It’s in that angle where Huang clearly has something to say with these characters and indeed paints the picture nicely at times, like when Boogie sits with his father and watches tennis player Michael Chang win a Grand Slam tournament. His father addresses the importance of this moment in Asian-American history, saying what it felt like watching Chang’s monumental win right when it happened. By building up this sort of “boss battle” angle between Boogie and Monk, you can see Huang needing to create this own moment for his character, which is admirable from a representation standpoint.

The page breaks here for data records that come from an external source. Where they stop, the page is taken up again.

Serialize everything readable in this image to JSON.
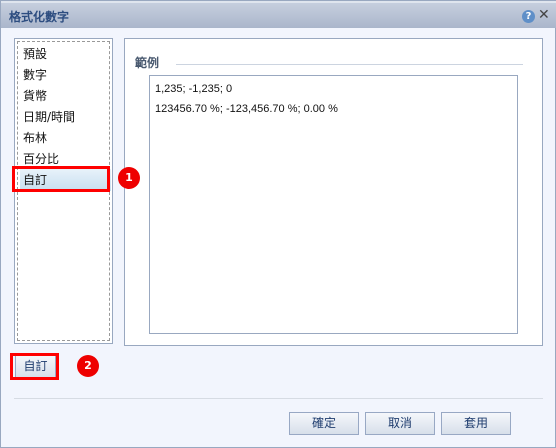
{
  "dialog": {
    "title": "格式化數字",
    "help_icon": "help-icon",
    "close_icon": "close-icon"
  },
  "categories": [
    "預設",
    "數字",
    "貨幣",
    "日期/時間",
    "布林",
    "百分比",
    "自訂"
  ],
  "selected_category": "自訂",
  "sample": {
    "legend": "範例",
    "lines": [
      "1,235; -1,235; 0",
      "123456.70 %; -123,456.70 %; 0.00 %"
    ]
  },
  "custom_button": "自訂",
  "annotations": {
    "badge1": "1",
    "badge2": "2",
    "highlight_color": "#ff0000"
  },
  "footer": {
    "ok": "確定",
    "cancel": "取消",
    "apply": "套用"
  }
}
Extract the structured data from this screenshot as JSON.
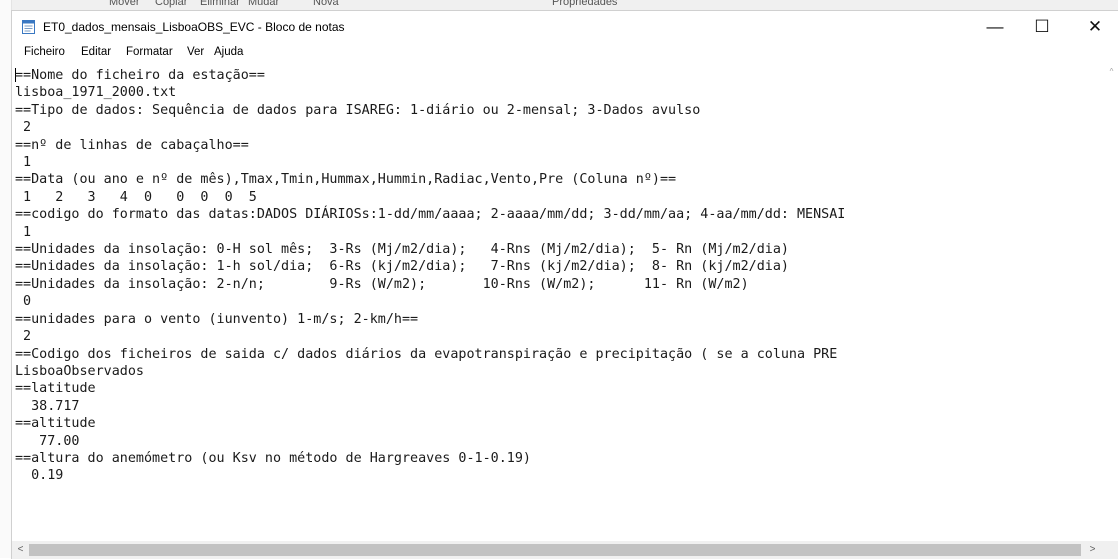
{
  "background": {
    "ribbon_labels": [
      "Mover",
      "Copiar",
      "Eliminar",
      "Mudar",
      "Nova",
      "Propriedades"
    ]
  },
  "window": {
    "title": "ET0_dados_mensais_LisboaOBS_EVC - Bloco de notas",
    "controls": {
      "minimize": "—",
      "maximize": "☐",
      "close": "✕"
    },
    "icon": "notepad-icon"
  },
  "menu": [
    "Ficheiro",
    "Editar",
    "Formatar",
    "Ver",
    "Ajuda"
  ],
  "document": {
    "lines": [
      "==Nome do ficheiro da estação==",
      "lisboa_1971_2000.txt",
      "==Tipo de dados: Sequência de dados para ISAREG: 1-diário ou 2-mensal; 3-Dados avulso",
      " 2",
      "==nº de linhas de cabaçalho==",
      " 1",
      "==Data (ou ano e nº de mês),Tmax,Tmin,Hummax,Hummin,Radiac,Vento,Pre (Coluna nº)==",
      " 1   2   3   4  0   0  0  0  5",
      "==codigo do formato das datas:DADOS DIÁRIOSs:1-dd/mm/aaaa; 2-aaaa/mm/dd; 3-dd/mm/aa; 4-aa/mm/dd: MENSAI",
      " 1",
      "==Unidades da insolação: 0-H sol mês;  3-Rs (Mj/m2/dia);   4-Rns (Mj/m2/dia);  5- Rn (Mj/m2/dia)",
      "==Unidades da insolação: 1-h sol/dia;  6-Rs (kj/m2/dia);   7-Rns (kj/m2/dia);  8- Rn (kj/m2/dia)",
      "==Unidades da insolação: 2-n/n;        9-Rs (W/m2);       10-Rns (W/m2);      11- Rn (W/m2)",
      " 0",
      "==unidades para o vento (iunvento) 1-m/s; 2-km/h==",
      " 2",
      "==Codigo dos ficheiros de saida c/ dados diários da evapotranspiração e precipitação ( se a coluna PRE",
      "LisboaObservados",
      "==latitude",
      "  38.717",
      "==altitude",
      "   77.00",
      "==altura do anemómetro (ou Ksv no método de Hargreaves 0-1-0.19)",
      "  0.19"
    ]
  },
  "scrollbars": {
    "up_arrow": "^",
    "left_arrow": "<",
    "right_arrow": ">"
  }
}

Huang ultimately fails to meet that moment, too. Every moment of basketball feels like a slightly more professional recording of a high school game. The illustration of how talented both Boogie and Monk are at ball is executed with little more than some good dribbling and solid lay-ups. Because there’s no kinetic energy in how the games are shot, the whole idea of these men being so good — almost mythical — at the game doesn’t hold any water. Everyone around them keeps talking up their skills, and yet when it comes time for the ultimate showdown, the pacing is deflated and the stakes non-existent. Huang seems more interested in letting their hype soar in talks rather than letting it come to life on the court. This is meant to be a big resolution between all the characters, and Huang tries to wrap it all up in a nice little bow rather than having it all make sense. The fantasy of his character’s triumphant moment feels like nothing more than just that, with narrative or emotional heft to make it feel real.

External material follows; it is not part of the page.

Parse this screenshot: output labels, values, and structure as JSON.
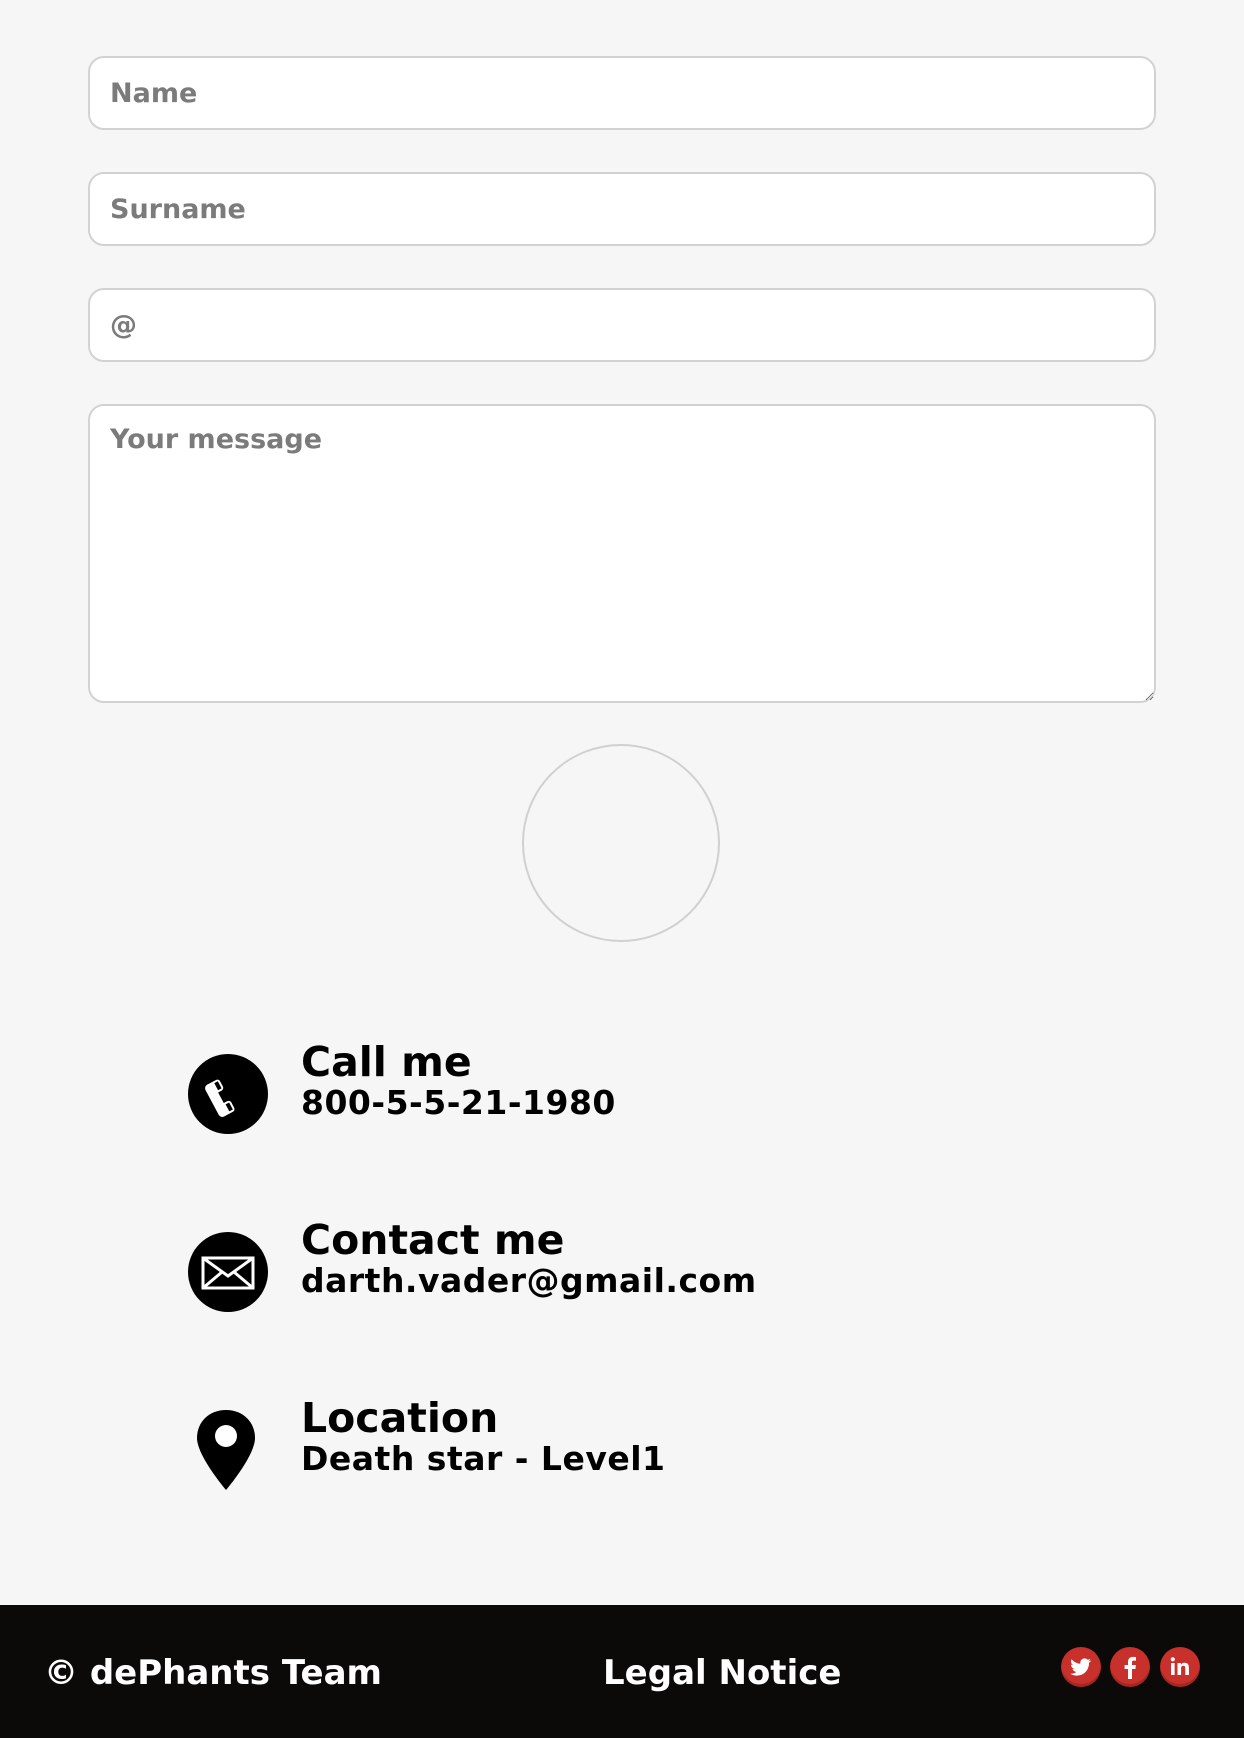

Whatever Huang was trying to do with his movie, he mostly misses the shot. What his story offers in insight and perspective within a worn genre, it lacks in emotional resonance and style, ultimately crumbling under the weight of the conventions it’s trying to defy. There are interesting angles – especially between the parents – but he fails to really dig into Boogie as a character, and whatever connection Huang had to him on the page didn’t translate to the screen in a way that feels meaningful. I never got past seeing him as a cocky jackass, leaving disconnected almost from the word “go”. Whatever ideas Huang brings to Boogie fall in the execution, so hopefully, if Huang gets behind the camera again, he can learn from the experience and actually make most of the shots he takes.